Interviewing for a Developer Position :: SQL Server 2012

You are interviewed for a position as a T-SQL developer. Respond to the following questions presented to you by your interviewer.
  1. Describe the difference between ROW_NUMBER and RANK.

  2. Describe the difference between the ROWS and RANGE window frame units.

  3. Why can you not refer to a window function in the WHERE clause of a query and what is the workaround for that?
  1. The ROW_NUMBER function isn't sensitive to ties in the window ordering values. Therefore, the computation is deterministic only when the window ordering is unique. When the window ordering isn't unique, the function isn't deterministic. The RANK function is sensitive to ties and produces the same rank value to all rows with the same ordering value. Therefore, it is deterministic even when the window ordering isn't unique.

  2. The difference between ROWS and RANGE is actually similar to the difference between ROW_NUMBER and RANK, respectively. When the window ordering isn't unique, ROWS doesn't include peers, and therefore it isn't deterministic, whereas RANGE includes peers, and therefore it is deterministic. Also, the ROWS option can be optimized with an efficient in-memory spool; RANGE is optimized with an on-disk spool and therefore is usually slower.

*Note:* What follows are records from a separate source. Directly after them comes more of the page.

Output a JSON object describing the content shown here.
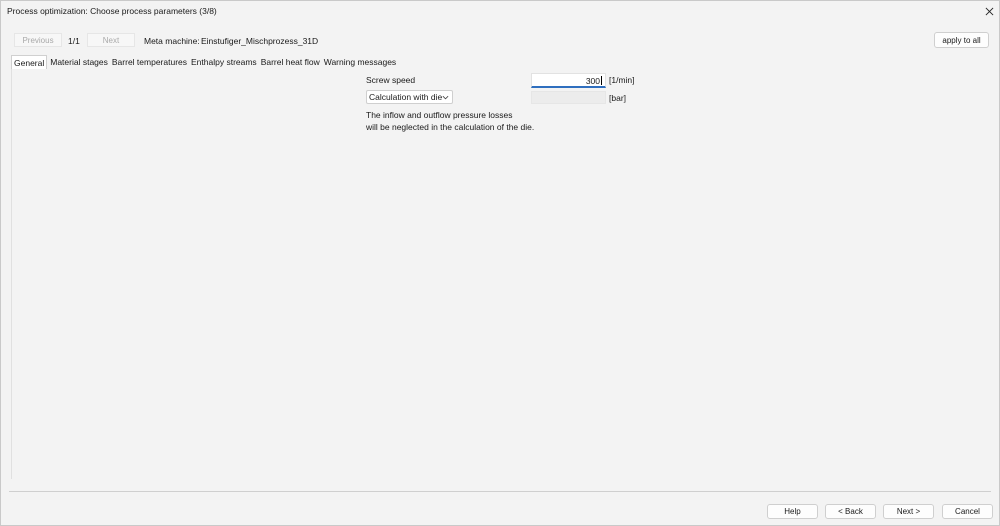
{
  "window": {
    "title": "Process optimization: Choose process parameters (3/8)"
  },
  "nav": {
    "previous_label": "Previous",
    "pager_text": "1/1",
    "next_label": "Next",
    "meta_label": "Meta machine:",
    "meta_value": "Einstufiger_Mischprozess_31D",
    "apply_label": "apply to all"
  },
  "tabs": [
    {
      "label": "General",
      "active": true
    },
    {
      "label": "Material stages"
    },
    {
      "label": "Barrel temperatures"
    },
    {
      "label": "Enthalpy streams"
    },
    {
      "label": "Barrel heat flow"
    },
    {
      "label": "Warning messages"
    }
  ],
  "general": {
    "screw_speed_label": "Screw speed",
    "screw_speed_value": "300",
    "screw_speed_unit": "[1/min]",
    "die_mode_selected": "Calculation with die",
    "pressure_value": "",
    "pressure_unit": "[bar]",
    "note_line1": "The inflow and outflow pressure losses",
    "note_line2": "will be neglected in the calculation of the die."
  },
  "footer": {
    "help_label": "Help",
    "back_label": "< Back",
    "next_label": "Next >",
    "cancel_label": "Cancel"
  },
  "colors": {
    "accent": "#2f6fbf",
    "window_bg": "#f3f3f3"
  }
}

  3. Window functions are allowed only in the SELECT and ORDER BY clauses because the initial window they are supposed to work with is the underlying query's result set. If you need to filter rows based on a window function, you need to use a table expression like a CTE or derived table. You specify the window function in the inner query's SELECT clause and assign the target column an alias. You can then filter the rows by referring to that column alias in the outer query's WHERE clause.